This approximation saves us even more time, running in 14,853 ns.

# Recap Link to heading

Here is the final comparison between the various implementations:

Implementation | Instructions/branches | Time | Speed |
---|---|---|---|

Branches | 111 / 32 | `63,236 ns` | `1.0x` |

Binary search | 108 / 8 | `27,034 ns` | `2.3x` |

log2 | 24 / 2 | `16,396 ns` | `3.8x` |

log2 conservative | 8 / 0 | `14,853 ns` | `4.2x` |

Frustratingly — but unsurprisingly — a C++ implementation of
`log2Count`

produces 12 instructions instead of Kotlin’s 24, and no branches. This is of course due
to the fact that C++ doesn’t do any bounds check for us on the array. I haven’t tried to benchmark
this solution using JNI and `@CriticalNative`

but I doubt the savings will be greater than the cost
of the JNI overhead.

We could use the

`log10`
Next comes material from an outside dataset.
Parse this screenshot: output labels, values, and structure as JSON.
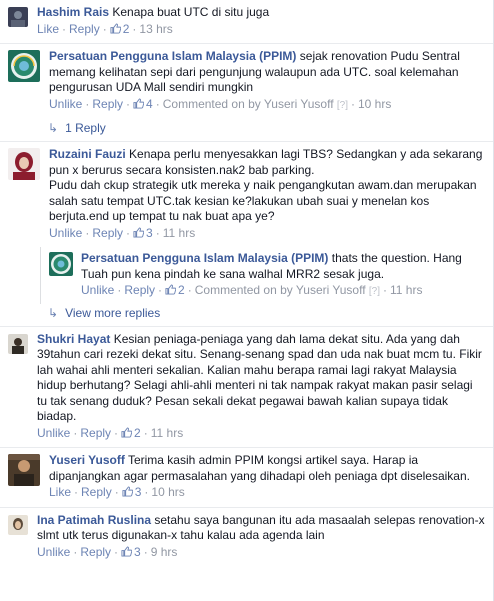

technique for any value lower than 2^53 and otherwise use one of the solutions that follow, but after benchmarking it’s not faster than any of the other solutions except the most naive one. ↩︎